> **PROBLEM DESCRIPTION**: The full set of entries must be copied exactly.

> **PROVIDED INFORMATION**:
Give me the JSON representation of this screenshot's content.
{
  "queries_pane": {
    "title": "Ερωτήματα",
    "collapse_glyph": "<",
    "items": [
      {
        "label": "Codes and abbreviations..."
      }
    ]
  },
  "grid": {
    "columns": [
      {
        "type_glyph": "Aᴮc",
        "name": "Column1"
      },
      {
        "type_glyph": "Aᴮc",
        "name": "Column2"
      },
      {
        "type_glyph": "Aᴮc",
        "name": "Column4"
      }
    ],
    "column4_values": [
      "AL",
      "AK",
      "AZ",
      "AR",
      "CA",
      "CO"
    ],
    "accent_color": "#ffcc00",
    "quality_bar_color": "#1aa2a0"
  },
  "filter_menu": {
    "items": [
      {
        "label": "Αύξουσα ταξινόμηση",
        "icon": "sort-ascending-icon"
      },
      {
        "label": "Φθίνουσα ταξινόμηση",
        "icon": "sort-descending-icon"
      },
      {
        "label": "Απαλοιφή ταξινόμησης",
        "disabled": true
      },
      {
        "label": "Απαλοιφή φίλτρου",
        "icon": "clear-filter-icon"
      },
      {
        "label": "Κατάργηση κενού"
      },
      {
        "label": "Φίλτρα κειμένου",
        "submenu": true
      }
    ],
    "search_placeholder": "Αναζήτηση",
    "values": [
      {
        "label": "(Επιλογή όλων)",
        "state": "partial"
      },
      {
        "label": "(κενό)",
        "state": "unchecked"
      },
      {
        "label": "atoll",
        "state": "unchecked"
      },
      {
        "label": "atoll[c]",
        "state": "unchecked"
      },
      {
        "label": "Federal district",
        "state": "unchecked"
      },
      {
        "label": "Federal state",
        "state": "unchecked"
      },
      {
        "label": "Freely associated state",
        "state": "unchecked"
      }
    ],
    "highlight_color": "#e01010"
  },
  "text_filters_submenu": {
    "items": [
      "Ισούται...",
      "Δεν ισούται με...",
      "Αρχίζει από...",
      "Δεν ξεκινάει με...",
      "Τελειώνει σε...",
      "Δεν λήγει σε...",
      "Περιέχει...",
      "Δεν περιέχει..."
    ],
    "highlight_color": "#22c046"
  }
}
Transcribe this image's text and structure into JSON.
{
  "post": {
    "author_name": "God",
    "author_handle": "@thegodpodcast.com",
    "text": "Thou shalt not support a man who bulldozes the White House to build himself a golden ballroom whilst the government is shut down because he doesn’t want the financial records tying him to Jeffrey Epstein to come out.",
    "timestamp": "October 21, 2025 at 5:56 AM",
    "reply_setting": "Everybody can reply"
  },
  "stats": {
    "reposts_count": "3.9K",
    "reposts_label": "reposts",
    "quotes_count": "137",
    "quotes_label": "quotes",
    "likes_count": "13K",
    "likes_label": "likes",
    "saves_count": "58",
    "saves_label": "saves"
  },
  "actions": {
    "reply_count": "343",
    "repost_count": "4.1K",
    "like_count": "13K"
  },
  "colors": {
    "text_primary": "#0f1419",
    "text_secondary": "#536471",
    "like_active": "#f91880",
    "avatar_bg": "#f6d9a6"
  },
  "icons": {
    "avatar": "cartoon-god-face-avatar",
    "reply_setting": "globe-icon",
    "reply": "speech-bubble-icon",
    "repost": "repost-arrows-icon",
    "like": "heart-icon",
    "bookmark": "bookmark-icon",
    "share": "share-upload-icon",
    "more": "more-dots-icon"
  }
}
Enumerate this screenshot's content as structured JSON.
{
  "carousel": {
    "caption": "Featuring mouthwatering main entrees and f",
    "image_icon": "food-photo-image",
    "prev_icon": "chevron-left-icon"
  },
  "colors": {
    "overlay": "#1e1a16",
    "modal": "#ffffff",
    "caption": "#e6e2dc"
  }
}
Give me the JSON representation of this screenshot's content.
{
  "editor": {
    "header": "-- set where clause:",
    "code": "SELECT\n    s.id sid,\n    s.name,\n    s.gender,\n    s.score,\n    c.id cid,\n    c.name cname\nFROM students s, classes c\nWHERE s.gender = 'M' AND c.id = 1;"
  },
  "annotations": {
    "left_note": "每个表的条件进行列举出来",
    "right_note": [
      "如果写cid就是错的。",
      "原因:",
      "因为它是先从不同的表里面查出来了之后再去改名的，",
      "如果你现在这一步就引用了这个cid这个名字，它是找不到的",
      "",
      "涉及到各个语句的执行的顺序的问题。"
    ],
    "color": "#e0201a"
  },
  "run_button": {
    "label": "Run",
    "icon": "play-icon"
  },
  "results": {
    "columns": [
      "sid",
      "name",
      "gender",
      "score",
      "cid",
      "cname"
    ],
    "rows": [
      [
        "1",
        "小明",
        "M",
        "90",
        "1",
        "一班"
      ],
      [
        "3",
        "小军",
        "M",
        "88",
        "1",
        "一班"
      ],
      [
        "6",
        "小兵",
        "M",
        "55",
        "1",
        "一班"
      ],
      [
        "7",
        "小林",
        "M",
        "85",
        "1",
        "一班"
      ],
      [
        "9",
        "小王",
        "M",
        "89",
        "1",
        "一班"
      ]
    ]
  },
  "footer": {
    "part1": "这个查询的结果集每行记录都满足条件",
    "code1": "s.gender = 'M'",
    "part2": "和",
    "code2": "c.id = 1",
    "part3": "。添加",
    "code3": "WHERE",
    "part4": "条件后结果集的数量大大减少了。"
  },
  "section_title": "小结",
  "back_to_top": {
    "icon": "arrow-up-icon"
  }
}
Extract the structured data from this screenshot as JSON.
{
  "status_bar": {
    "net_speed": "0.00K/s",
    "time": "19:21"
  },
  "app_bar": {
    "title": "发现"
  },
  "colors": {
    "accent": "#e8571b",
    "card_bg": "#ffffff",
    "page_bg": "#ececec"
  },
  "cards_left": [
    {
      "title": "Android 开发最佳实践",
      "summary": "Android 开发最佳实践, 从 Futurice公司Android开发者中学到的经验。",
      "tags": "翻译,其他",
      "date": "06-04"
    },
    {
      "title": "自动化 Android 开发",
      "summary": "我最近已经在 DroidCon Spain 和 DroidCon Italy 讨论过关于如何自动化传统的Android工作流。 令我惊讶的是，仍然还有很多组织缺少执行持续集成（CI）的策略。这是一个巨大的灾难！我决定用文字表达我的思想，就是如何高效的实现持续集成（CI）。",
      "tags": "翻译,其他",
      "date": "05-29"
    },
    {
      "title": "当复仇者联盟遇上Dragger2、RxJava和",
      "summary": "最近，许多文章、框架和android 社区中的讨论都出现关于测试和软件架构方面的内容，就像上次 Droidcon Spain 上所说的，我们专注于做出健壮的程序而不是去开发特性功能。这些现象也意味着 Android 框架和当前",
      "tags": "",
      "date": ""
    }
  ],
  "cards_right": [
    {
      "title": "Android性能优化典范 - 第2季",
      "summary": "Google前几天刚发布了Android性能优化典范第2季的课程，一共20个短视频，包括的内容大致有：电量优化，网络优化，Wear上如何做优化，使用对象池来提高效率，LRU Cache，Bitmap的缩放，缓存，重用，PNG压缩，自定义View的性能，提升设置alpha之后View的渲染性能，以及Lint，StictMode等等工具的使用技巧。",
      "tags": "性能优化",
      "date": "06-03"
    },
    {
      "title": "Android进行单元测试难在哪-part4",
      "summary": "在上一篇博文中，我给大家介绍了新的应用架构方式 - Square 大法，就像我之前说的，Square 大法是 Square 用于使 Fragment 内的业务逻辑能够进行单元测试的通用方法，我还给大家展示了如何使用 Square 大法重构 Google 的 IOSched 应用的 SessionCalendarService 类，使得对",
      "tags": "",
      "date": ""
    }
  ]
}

> **FINAL ANSWER**:
Give me the JSON representation of this screenshot's content.
{
  "queries_pane": {
    "title": "Ερωτήματα",
    "collapse_glyph": "<",
    "items": [
      {
        "label": "Codes and abbreviations..."
      }
    ]
  },
  "grid": {
    "columns": [
      {
        "type_glyph": "Aᴮc",
        "name": "Column1"
      },
      {
        "type_glyph": "Aᴮc",
        "name": "Column2"
      },
      {
        "type_glyph": "Aᴮc",
        "name": "Column4"
      }
    ],
    "column4_values": [
      "AL",
      "AK",
      "AZ",
      "AR",
      "CA",
      "CO"
    ],
    "accent_color": "#ffcc00",
    "quality_bar_color": "#1aa2a0"
  },
  "filter_menu": {
    "items": [
      {
        "label": "Αύξουσα ταξινόμηση",
        "icon": "sort-ascending-icon"
      },
      {
        "label": "Φθίνουσα ταξινόμηση",
        "icon": "sort-descending-icon"
      },
      {
        "label": "Απαλοιφή ταξινόμησης",
        "disabled": true
      },
      {
        "label": "Απαλοιφή φίλτρου",
        "icon": "clear-filter-icon"
      },
      {
        "label": "Κατάργηση κενού"
      },
      {
        "label": "Φίλτρα κειμένου",
        "submenu": true
      }
    ],
    "search_placeholder": "Αναζήτηση",
    "values": [
      {
        "label": "(Επιλογή όλων)",
        "state": "partial"
      },
      {
        "label": "(κενό)",
        "state": "unchecked"
      },
      {
        "label": "atoll",
        "state": "unchecked"
      },
      {
        "label": "atoll[c]",
        "state": "unchecked"
      },
      {
        "label": "Federal district",
        "state": "unchecked"
      },
      {
        "label": "Federal state",
        "state": "unchecked"
      },
      {
        "label": "Freely associated state",
        "state": "unchecked"
      }
    ],
    "highlight_color": "#e01010"
  },
  "text_filters_submenu": {
    "items": [
      "Ισούται...",
      "Δεν ισούται με...",
      "Αρχίζει από...",
      "Δεν ξεκινάει με...",
      "Τελειώνει σε...",
      "Δεν λήγει σε...",
      "Περιέχει...",
      "Δεν περιέχει..."
    ],
    "highlight_color": "#22c046"
  }
}
Transcribe this image's text and structure into JSON.
{
  "post": {
    "author_name": "God",
    "author_handle": "@thegodpodcast.com",
    "text": "Thou shalt not support a man who bulldozes the White House to build himself a golden ballroom whilst the government is shut down because he doesn’t want the financial records tying him to Jeffrey Epstein to come out.",
    "timestamp": "October 21, 2025 at 5:56 AM",
    "reply_setting": "Everybody can reply"
  },
  "stats": {
    "reposts_count": "3.9K",
    "reposts_label": "reposts",
    "quotes_count": "137",
    "quotes_label": "quotes",
    "likes_count": "13K",
    "likes_label": "likes",
    "saves_count": "58",
    "saves_label": "saves"
  },
  "actions": {
    "reply_count": "343",
    "repost_count": "4.1K",
    "like_count": "13K"
  },
  "colors": {
    "text_primary": "#0f1419",
    "text_secondary": "#536471",
    "like_active": "#f91880",
    "avatar_bg": "#f6d9a6"
  },
  "icons": {
    "avatar": "cartoon-god-face-avatar",
    "reply_setting": "globe-icon",
    "reply": "speech-bubble-icon",
    "repost": "repost-arrows-icon",
    "like": "heart-icon",
    "bookmark": "bookmark-icon",
    "share": "share-upload-icon",
    "more": "more-dots-icon"
  }
}
Enumerate this screenshot's content as structured JSON.
{
  "carousel": {
    "caption": "Featuring mouthwatering main entrees and f",
    "image_icon": "food-photo-image",
    "prev_icon": "chevron-left-icon"
  },
  "colors": {
    "overlay": "#1e1a16",
    "modal": "#ffffff",
    "caption": "#e6e2dc"
  }
}
Give me the JSON representation of this screenshot's content.
{
  "editor": {
    "header": "-- set where clause:",
    "code": "SELECT\n    s.id sid,\n    s.name,\n    s.gender,\n    s.score,\n    c.id cid,\n    c.name cname\nFROM students s, classes c\nWHERE s.gender = 'M' AND c.id = 1;"
  },
  "annotations": {
    "left_note": "每个表的条件进行列举出来",
    "right_note": [
      "如果写cid就是错的。",
      "原因:",
      "因为它是先从不同的表里面查出来了之后再去改名的，",
      "如果你现在这一步就引用了这个cid这个名字，它是找不到的",
      "",
      "涉及到各个语句的执行的顺序的问题。"
    ],
    "color": "#e0201a"
  },
  "run_button": {
    "label": "Run",
    "icon": "play-icon"
  },
  "results": {
    "columns": [
      "sid",
      "name",
      "gender",
      "score",
      "cid",
      "cname"
    ],
    "rows": [
      [
        "1",
        "小明",
        "M",
        "90",
        "1",
        "一班"
      ],
      [
        "3",
        "小军",
        "M",
        "88",
        "1",
        "一班"
      ],
      [
        "6",
        "小兵",
        "M",
        "55",
        "1",
        "一班"
      ],
      [
        "7",
        "小林",
        "M",
        "85",
        "1",
        "一班"
      ],
      [
        "9",
        "小王",
        "M",
        "89",
        "1",
        "一班"
      ]
    ]
  },
  "footer": {
    "part1": "这个查询的结果集每行记录都满足条件",
    "code1": "s.gender = 'M'",
    "part2": "和",
    "code2": "c.id = 1",
    "part3": "。添加",
    "code3": "WHERE",
    "part4": "条件后结果集的数量大大减少了。"
  },
  "section_title": "小结",
  "back_to_top": {
    "icon": "arrow-up-icon"
  }
}
Extract the structured data from this screenshot as JSON.
{
  "status_bar": {
    "net_speed": "0.00K/s",
    "time": "19:21"
  },
  "app_bar": {
    "title": "发现"
  },
  "colors": {
    "accent": "#e8571b",
    "card_bg": "#ffffff",
    "page_bg": "#ececec"
  },
  "cards_left": [
    {
      "title": "Android 开发最佳实践",
      "summary": "Android 开发最佳实践, 从 Futurice公司Android开发者中学到的经验。",
      "tags": "翻译,其他",
      "date": "06-04"
    },
    {
      "title": "自动化 Android 开发",
      "summary": "我最近已经在 DroidCon Spain 和 DroidCon Italy 讨论过关于如何自动化传统的Android工作流。 令我惊讶的是，仍然还有很多组织缺少执行持续集成（CI）的策略。这是一个巨大的灾难！我决定用文字表达我的思想，就是如何高效的实现持续集成（CI）。",
      "tags": "翻译,其他",
      "date": "05-29"
    },
    {
      "title": "当复仇者联盟遇上Dragger2、RxJava和",
      "summary": "最近，许多文章、框架和android 社区中的讨论都出现关于测试和软件架构方面的内容，就像上次 Droidcon Spain 上所说的，我们专注于做出健壮的程序而不是去开发特性功能。这些现象也意味着 Android 框架和当前",
      "tags": "",
      "date": ""
    }
  ],
  "cards_right": [
    {
      "title": "Android性能优化典范 - 第2季",
      "summary": "Google前几天刚发布了Android性能优化典范第2季的课程，一共20个短视频，包括的内容大致有：电量优化，网络优化，Wear上如何做优化，使用对象池来提高效率，LRU Cache，Bitmap的缩放，缓存，重用，PNG压缩，自定义View的性能，提升设置alpha之后View的渲染性能，以及Lint，StictMode等等工具的使用技巧。",
      "tags": "性能优化",
      "date": "06-03"
    },
    {
      "title": "Android进行单元测试难在哪-part4",
      "summary": "在上一篇博文中，我给大家介绍了新的应用架构方式 - Square 大法，就像我之前说的，Square 大法是 Square 用于使 Fragment 内的业务逻辑能够进行单元测试的通用方法，我还给大家展示了如何使用 Square 大法重构 Google 的 IOSched 应用的 SessionCalendarService 类，使得对",
      "tags": "",
      "date": ""
    }
  ]
}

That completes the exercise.